Ukrainian poet and literary translator Halyna Petrosanyak was born in 1969 in a tiny village in the wildest part of the Carpathian Mountains on the edge of the Romanian border. The writer Yuri Andrukhovych has remarked that this is a part of the world where only the bears and vampires in Transylvania dare roam beyond her village. Petrosanyak is part of what has been called “The Stanislav Phenomenon” in Ukrainian literary culture. Stanislav is the former name of Ivano-Frankivsk, the quiet, provincial city near the foothills of the Carpathian Mountains where she resides. “The Stanislav Phenomenon” refers to the fact that a bevy of brilliant, philosophically-oriented postmodernist writers including Yuri Andrukhovych, Yuri Izdryk, Volodymyr Yeshkiliev, and Taras Prokhasko have emerged from this somewhat unexpected place on the periphery of Ukraine and on the edge of untamed mountain nature. The very word ‘phenomenon’ also echoes the phenomenological quest at the core of virtually all of these writers's works, a paradigm into which Petrosanyak’s poetry fits.
Petrosanyak has published two collections of poetry to date: Park on the Slope (1996) and Lights of the Borderland (2000). She contributes regularly to the literary periodicals and almanacs of Western Ukraine, and is active in civic, educational and environmental causes in that corner of the Ukrainian world. She translates extensively from Czech and German into Ukrainian. In fact, she has spent a considerable amount of time in Prague, Vienna and other parts of Europe, places that provide significant stimuli to her creativity. Her poetic ‘I’ aptly refers to herself as a ‘migratory bird’ in one of her poems. The poem ‘The Dominican School,’ from her first collection, earned the prestigious Bu-Ba-Bu literary performance group’s prize for poem of the year in Ukraine. She has also garnered a prize in 2003 for her translation efforts.
I first met Halyna three years ago at a translation studies conference in the Carpathian Mountains in the scenic resort town of Yaremche where a swift mountain river runs noisily down a mountain pass. Back then she gave me a copy of her slim second volume of poetry. Halya struck me as a shy, introspective person. She was also tall and remarkably thin. There was an avian quality about her in her bearing, in her gestures, in her eyes, in the shape of her hair. She was there, but seemingly ready to take flight at any moment, just like the migratory bird of her poetry. Her poetry impressed me immediately as being very different from other Ukrainian poets I had translated before. It was fresh, like the mountain air of Yaremche, yet fragile. No pretension, no oversized intrusive poetic self. There was a spareness to her words, a minimalism. I sensed a poet flowing between two worlds — that of the wild and majestic Carpathians with their swift running mountain streams and that of the urban world of civilization and its enduring architectural past. Her poetic project to date has been in part a reconstruction of a nostalgic Prague and Vienna, a Hapsburg Empire in which Ukrainian cultural growth flourished until the destructive onslaught of World War I and later the Soviet empire. A third line running through her poetics is the world of Ancient myth that serves to allow her to distill her particular emotional state in her own time and space. And like Petrosanyak, many of the figures of myth on which she meditates like Theseus and Odysseus are travelers on a quest.

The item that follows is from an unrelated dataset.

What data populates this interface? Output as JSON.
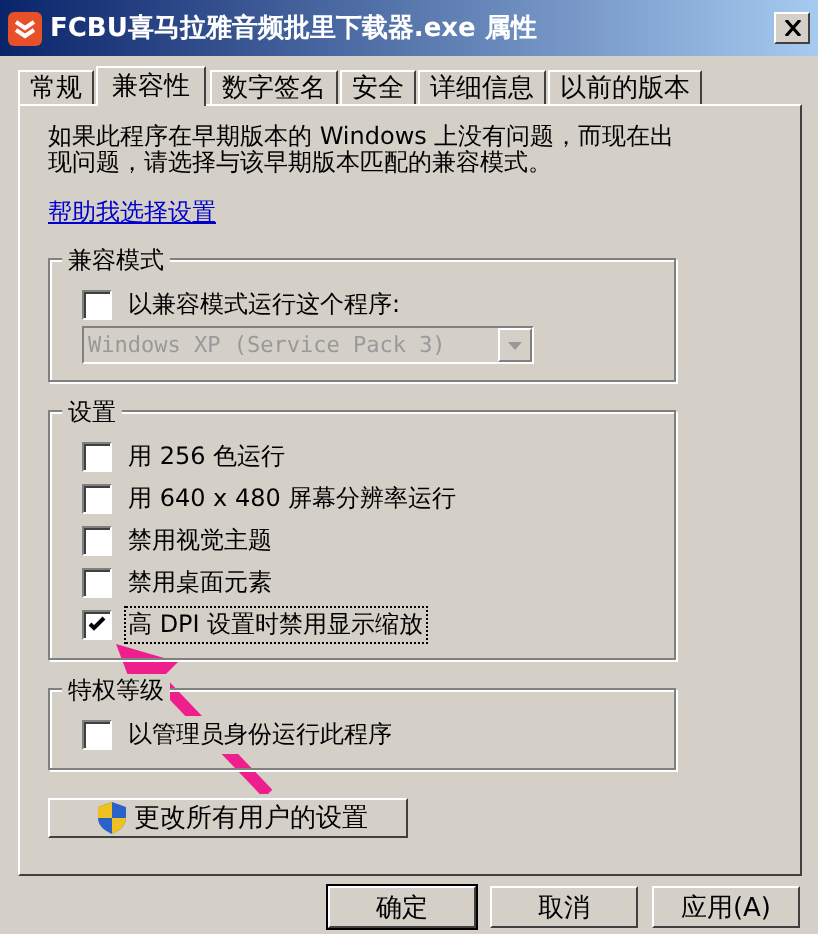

There is a dramatic sense of place in Petrosanyak’s poetry, from mountain localities for her that are “a trap for time” with ”wintry landscapes — harsh majestic places” where frozen trees sing “filled with longing, like the sound of a shepherd's flute —“ to scenes of the jazz musicians playing on the Charles River Bridge in Prague and the puppeteers on Stefanplatz in Vienna. The poems of Petrosanyak are akin to telegraphically terse poetic messages that evoke philosophical kernels of wisdom like “journeys are the best way to get used to uncertainty.” Her literal journeys from the Ukrainian borderland to Europe give her poetry an innate sense of place in which she can explore her emotional and philosophical world.
Park na skhyli (Park on the Slope), 1996
Svitlo okrain (Lights of the Borderland), Lilea NV, Ivano-Frankivsk, 2000